With great nostalgia, George remembers the simple cottage where the family lived when they first arrived, which had no electricity, and very little of anything else. “There were more books than furniture,” he adds with a laugh. He has fond memories of that simple, bohemian lifestyle of the seventies and eighties, where everyone mingled, locals and arrivals from England, young and old, artists and executives — an atmosphere that he does his best to recreate in his own business, as that was the true spirit of Formentera which, he notes, “is getting rarer and rarer because we make too much of a business of it”.
Protecting the spirit of Formentera
George remembers how happy they were with so little as they travelled across the world with their parents, especially when they arrived in Formentera, and went to a simple ‘casa de comidas’ [a kind of canteen, serving modestly priced meals], where the aproned manageress would serve them a bullit de peix [traditional fish stew] in a clay pot with a few pieces of cutlery, and they loved it when she told them stories.
That simplicity inspires George to create his own spaces where every detail counts, where every corner has a work of art — either one he has created himself, a piece made by a local artisan based on his ideas, or the plethora of items that this former native of Switzerland has collected on his worldwide travels.
His serious nature, his good taste and his love for this land have earned him many friendships on the island, and a reputation as a sober, discreet man. In fact, he says proudly, “There are many people in Formentera who think of me when they’re running iconic business such as Fonda Platé, because they trust me and know that I have good taste, that I am serious, discreet and, above all, that I’m going to run their businesses while preserving their true spirit, that I will do it well, and without showing off”.

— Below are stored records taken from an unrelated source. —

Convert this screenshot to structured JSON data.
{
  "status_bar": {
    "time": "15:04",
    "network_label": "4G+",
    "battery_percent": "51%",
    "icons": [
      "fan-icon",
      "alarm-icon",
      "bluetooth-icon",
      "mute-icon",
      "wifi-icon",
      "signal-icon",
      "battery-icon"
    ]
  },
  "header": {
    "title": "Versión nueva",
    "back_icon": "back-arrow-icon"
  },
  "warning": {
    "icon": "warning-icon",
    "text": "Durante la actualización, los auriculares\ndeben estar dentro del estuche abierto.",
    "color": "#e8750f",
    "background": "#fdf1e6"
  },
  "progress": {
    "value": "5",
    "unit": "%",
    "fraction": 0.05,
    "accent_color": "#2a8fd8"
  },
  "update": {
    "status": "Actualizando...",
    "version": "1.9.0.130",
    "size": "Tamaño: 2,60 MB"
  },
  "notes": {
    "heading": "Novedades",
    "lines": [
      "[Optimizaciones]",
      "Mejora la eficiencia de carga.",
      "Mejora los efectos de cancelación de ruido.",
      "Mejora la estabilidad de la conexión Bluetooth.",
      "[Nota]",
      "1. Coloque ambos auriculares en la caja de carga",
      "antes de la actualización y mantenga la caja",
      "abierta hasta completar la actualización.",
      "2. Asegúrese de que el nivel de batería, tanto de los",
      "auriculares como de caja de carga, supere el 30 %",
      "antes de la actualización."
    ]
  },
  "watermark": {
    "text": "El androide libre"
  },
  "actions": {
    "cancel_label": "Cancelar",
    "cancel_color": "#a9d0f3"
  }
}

Three projects underway
George is restless, always experimenting and painting. This artist with the soul of a restaurateur thinks of his businesses, whether shops or restaurants, as if they were art galleries. Ca Na Joana, the apple of his eye, was his first restaurant. All the time and enthusiasm that George poured into that venture was rewarded with recommendations in both the Michelin and Repsol guides. This impressive, tastefully decorated sixteenth-century farmhouse is one of the island’s most emblematic restaurants. The news this year is the agreement signed by George and the Bichi Group, which specialises in Japanese haute cuisine; it means that the Ca Na Joana and Insula Beach will each have a sushi and sashimi bar.
But if there’s one thing George is proud of is that the owner of Fonda Platé (probably one of Formentera’s oldest ‘casas de comidas’, and something of an institution on the island) thought of him as the person to bring continuity to a business that has been open for over a hundred years. Here George plans to recreate the bohemian ambience of 1980s Formentera, where all kinds of people mixed together, regardless of social status, age or education, and with one main ingredient — music — which will have a prominent role at the eatery.
His latest venture is Insula Beach, a project inspired by the sea, which he could, and would like to, tell us a lot about — as he admits to great excitement at turning back to the colours of the sea: the blues and whites, the yellows of the sun, and the green shades of the protected natural surroundings. We’ll have to be on the look-out, so that we don’t miss it.